A report from CNET cited that the Commission issued a subpoena to Paul Tabet, manager of Venture Trust II LLC, demanding the company submit the financial records of the venture capital firm related to its trading activities of Facebook stock.
The report cited that the SEC wants to find out if Tabet and Craig Berkman, another fund manager, indeed raised $3 million to buy Facebook shares, and if they really invested the money.
SEC lawyers told the federal judge that Tabet allegedly used fake documents, claiming that Ventures Trust owned direct interest of Facebook’s pre-IPO shares, in order to solicit funds from investors. The lawyers said, “Staff has obtained evidence that a forged letter on law firm letterhead stating that Ventures Trust owned a direct interest in almost 500,000 pre-IPO shares of Facebook Inc (NASDAQ:FB) was apparently used to solicit Ventures Trust investors. Staff has evidence indicating that the forged letter was attached to an e-mail sent by Paul Tabet to at least one potential investor.”
According to SEC spokesman John Nester, if the investigation found that Tabet violated certain SEC regulations, the enforcement division of the commission will recommend the filing of legal charges against him.
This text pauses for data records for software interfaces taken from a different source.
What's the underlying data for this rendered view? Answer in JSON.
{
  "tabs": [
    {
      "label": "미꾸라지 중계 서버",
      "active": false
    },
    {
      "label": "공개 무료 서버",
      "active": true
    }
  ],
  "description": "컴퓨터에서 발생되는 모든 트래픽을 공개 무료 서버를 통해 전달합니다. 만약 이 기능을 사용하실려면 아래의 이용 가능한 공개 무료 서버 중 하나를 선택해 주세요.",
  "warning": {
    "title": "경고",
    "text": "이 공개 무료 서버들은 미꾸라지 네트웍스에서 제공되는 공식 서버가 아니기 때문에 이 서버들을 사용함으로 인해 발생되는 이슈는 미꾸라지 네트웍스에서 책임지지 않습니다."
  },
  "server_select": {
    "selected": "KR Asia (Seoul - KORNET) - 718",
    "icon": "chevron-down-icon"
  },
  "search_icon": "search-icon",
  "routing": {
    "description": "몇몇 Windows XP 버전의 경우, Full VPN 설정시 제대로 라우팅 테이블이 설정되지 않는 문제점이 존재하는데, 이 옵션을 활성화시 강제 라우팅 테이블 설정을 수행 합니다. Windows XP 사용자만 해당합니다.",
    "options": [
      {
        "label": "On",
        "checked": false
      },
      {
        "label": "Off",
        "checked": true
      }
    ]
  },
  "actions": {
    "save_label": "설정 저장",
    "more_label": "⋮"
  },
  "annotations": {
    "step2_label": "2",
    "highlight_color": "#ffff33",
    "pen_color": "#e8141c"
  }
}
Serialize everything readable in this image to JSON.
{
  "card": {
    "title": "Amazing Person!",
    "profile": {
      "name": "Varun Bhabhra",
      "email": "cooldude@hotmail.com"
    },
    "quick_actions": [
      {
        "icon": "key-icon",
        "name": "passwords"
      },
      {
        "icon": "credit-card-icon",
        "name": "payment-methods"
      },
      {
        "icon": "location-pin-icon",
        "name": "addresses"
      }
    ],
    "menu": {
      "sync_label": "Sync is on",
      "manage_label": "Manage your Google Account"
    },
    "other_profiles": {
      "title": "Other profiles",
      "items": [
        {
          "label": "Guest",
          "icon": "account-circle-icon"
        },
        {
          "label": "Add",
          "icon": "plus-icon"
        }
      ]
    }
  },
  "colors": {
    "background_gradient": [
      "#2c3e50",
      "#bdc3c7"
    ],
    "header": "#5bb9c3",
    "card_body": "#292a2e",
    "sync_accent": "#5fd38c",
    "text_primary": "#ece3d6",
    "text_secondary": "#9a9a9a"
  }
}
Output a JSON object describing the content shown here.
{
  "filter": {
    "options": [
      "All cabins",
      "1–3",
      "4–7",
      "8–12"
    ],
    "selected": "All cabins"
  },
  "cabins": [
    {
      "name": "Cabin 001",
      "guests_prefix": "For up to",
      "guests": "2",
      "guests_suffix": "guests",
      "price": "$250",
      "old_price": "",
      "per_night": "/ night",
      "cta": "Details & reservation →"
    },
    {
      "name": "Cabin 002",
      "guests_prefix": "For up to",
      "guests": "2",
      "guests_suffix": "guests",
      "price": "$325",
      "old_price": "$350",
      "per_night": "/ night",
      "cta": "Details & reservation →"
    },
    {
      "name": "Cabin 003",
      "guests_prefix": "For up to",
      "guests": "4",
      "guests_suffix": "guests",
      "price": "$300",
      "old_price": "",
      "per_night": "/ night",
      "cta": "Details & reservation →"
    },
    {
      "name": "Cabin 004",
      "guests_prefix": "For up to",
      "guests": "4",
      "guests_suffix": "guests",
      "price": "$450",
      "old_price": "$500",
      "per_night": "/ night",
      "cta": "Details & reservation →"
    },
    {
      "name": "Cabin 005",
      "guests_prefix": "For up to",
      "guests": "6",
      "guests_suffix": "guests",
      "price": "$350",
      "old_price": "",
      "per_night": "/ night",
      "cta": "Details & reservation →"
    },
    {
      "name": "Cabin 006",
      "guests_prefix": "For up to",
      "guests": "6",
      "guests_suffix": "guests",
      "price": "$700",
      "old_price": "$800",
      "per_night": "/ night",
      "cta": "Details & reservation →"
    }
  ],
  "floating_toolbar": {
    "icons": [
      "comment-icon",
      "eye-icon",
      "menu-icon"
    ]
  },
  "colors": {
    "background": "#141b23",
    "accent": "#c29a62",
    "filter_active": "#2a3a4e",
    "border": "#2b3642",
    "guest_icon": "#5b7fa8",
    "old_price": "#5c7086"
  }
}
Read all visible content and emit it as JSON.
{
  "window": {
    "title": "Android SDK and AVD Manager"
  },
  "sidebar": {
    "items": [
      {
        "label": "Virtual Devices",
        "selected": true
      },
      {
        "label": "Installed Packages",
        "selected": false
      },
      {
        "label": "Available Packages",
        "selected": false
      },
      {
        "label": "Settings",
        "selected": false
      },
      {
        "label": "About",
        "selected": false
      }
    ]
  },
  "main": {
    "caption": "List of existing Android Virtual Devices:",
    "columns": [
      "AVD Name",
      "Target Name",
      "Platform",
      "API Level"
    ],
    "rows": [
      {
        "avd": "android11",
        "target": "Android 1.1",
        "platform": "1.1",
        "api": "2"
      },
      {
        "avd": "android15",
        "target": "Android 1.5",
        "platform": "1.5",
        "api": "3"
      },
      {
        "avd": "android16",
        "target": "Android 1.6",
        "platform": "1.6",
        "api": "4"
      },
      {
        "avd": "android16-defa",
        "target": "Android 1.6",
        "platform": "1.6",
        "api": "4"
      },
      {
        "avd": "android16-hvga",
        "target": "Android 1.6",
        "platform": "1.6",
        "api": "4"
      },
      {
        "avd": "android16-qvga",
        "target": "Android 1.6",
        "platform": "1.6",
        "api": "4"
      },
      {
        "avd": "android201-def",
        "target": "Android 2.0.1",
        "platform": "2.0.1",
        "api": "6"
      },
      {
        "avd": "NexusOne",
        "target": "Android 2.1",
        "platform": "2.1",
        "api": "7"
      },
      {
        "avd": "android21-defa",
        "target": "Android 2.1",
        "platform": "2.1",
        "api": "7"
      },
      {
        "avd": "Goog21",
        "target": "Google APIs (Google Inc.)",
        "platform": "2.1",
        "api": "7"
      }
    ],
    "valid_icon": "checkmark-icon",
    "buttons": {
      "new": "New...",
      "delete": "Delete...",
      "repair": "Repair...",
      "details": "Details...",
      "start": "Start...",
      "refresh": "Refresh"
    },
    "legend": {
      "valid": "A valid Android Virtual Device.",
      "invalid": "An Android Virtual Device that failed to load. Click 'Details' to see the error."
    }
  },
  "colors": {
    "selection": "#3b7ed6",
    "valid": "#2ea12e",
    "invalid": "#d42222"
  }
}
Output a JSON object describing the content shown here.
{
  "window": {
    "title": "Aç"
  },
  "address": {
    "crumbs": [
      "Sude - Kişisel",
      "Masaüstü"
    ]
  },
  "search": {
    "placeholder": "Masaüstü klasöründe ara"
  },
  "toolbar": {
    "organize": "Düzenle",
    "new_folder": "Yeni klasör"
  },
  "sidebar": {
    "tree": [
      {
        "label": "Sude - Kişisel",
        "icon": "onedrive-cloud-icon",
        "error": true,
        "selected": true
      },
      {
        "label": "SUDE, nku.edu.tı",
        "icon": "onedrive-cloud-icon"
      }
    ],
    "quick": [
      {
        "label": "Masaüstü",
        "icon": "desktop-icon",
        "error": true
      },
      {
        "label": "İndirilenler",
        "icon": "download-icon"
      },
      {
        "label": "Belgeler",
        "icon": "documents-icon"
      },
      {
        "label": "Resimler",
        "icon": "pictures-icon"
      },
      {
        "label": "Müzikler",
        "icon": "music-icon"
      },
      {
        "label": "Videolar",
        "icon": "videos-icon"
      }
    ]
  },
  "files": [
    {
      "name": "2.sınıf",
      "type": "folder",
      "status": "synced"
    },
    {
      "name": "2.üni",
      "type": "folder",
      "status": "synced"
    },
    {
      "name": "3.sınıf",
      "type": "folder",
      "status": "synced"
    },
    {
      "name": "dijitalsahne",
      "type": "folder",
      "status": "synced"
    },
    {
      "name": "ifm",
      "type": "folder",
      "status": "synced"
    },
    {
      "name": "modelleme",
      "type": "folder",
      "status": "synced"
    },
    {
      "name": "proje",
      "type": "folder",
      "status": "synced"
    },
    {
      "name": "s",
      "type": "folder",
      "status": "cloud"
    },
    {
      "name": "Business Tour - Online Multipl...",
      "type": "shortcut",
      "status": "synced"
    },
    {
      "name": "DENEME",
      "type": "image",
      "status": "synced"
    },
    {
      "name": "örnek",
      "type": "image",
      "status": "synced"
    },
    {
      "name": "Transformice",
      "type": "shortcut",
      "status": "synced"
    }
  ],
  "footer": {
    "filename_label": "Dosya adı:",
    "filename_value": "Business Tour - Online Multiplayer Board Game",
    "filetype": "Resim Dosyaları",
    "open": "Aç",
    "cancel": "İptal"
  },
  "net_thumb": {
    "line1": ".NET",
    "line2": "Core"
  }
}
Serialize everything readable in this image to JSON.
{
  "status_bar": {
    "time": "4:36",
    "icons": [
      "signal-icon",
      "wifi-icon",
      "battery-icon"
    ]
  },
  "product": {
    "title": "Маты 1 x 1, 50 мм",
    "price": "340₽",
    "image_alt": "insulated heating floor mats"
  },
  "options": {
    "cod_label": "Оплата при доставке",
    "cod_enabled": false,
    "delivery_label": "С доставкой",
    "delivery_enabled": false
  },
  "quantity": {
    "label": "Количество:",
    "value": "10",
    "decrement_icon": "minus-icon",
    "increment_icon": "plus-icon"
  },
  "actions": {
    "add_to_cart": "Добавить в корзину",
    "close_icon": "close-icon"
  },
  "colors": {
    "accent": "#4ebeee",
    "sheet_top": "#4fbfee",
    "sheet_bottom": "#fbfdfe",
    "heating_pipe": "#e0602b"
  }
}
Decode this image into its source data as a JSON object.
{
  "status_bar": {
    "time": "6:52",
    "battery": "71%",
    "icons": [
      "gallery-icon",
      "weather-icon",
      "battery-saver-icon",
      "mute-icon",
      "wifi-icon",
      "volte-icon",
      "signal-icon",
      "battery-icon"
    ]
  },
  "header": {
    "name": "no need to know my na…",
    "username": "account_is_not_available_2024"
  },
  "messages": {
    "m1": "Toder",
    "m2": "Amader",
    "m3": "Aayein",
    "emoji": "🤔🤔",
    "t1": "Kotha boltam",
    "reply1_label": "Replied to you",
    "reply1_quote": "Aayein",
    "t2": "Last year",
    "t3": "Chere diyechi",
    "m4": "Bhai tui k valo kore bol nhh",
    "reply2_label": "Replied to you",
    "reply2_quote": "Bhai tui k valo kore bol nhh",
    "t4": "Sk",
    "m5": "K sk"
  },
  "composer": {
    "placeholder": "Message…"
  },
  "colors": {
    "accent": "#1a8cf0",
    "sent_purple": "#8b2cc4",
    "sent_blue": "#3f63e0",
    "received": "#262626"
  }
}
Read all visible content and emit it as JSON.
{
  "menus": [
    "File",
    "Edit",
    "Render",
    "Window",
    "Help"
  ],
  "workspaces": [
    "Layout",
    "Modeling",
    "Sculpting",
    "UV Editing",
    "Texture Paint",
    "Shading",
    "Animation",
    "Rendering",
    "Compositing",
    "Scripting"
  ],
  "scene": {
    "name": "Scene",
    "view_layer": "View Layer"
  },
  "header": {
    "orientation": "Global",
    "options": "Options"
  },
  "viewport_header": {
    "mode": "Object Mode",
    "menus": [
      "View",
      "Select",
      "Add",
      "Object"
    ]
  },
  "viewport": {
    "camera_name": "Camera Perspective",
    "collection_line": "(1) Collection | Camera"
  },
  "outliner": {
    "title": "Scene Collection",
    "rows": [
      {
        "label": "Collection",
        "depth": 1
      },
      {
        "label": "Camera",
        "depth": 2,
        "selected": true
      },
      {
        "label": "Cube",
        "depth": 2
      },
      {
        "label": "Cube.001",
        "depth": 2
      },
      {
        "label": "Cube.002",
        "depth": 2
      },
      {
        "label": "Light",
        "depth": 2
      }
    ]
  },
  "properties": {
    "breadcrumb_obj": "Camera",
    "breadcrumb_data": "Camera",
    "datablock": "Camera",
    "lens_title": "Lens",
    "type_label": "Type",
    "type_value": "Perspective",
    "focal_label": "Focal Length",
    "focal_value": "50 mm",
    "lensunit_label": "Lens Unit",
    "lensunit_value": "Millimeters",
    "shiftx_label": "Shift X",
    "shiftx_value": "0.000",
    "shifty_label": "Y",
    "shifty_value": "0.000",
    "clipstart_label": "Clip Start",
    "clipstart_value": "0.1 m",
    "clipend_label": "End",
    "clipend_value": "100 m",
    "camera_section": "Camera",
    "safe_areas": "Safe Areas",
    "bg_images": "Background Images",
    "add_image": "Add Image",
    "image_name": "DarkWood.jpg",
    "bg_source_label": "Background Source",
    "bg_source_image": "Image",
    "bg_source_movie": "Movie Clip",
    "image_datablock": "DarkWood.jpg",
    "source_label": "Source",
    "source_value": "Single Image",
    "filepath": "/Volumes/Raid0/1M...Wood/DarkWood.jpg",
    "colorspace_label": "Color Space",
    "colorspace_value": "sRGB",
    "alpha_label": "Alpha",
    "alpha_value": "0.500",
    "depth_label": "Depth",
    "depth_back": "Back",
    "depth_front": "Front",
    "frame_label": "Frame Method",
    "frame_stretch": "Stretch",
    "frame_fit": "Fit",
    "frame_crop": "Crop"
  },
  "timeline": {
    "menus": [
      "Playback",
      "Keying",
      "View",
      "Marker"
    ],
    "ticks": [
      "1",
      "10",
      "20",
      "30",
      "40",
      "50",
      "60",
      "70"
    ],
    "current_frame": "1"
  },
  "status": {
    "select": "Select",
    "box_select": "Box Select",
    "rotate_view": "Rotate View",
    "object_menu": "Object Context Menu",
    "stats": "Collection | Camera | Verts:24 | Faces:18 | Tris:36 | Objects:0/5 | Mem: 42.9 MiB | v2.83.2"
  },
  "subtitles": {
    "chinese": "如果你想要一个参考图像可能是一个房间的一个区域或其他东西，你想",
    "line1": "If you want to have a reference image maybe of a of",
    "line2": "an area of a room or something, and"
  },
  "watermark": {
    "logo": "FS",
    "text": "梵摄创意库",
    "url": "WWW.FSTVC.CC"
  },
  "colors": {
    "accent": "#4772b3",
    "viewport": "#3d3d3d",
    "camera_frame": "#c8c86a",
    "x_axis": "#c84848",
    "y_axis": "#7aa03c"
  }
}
Some of the evidences found by the SEC revealed that Tabet took more than $1 million from the bank accounts of Ventures Trust, and he transferred $23,000 to the bank account of Jenifer Tabet.
Tabet responded to the SEC subpoena, and described it as an “overly broad, oppressive, and warrantless search and seizure.”
Based on the 2010 SEC filing of Ventures Trust II Llc, Craig Berkman is a managerial consultant and senior advisor of the firm’s management company, Ventures Trust Management Llc. The firm is based in Florida.
In the past, Berkman admitted that he loaned himself $5 million from his client’s money, but he did not disclose it to them. He said, “The loans and my failure to disclose them fully and in a timely manner, gives the appearance of wrongdoing, and I deeply regret that.” Berkman fled to Florida to avoid paying his financial obligations from his creditors.
The Facebook Inc (NASDAQ:FB) IPO has been controversial because of the technical failures during the day of the offering. Investors filed a lawsuit against Nasdaq, due to losses incurred from the technical glitches.
We mistakenly stated that Knight Capital had filed suit against Nasdaq for the technical glitches. Knight Capital has in fact endorsed Nasdaq’s compensation plan for investors who lost money, due to technical failures during Facebook’s IPO.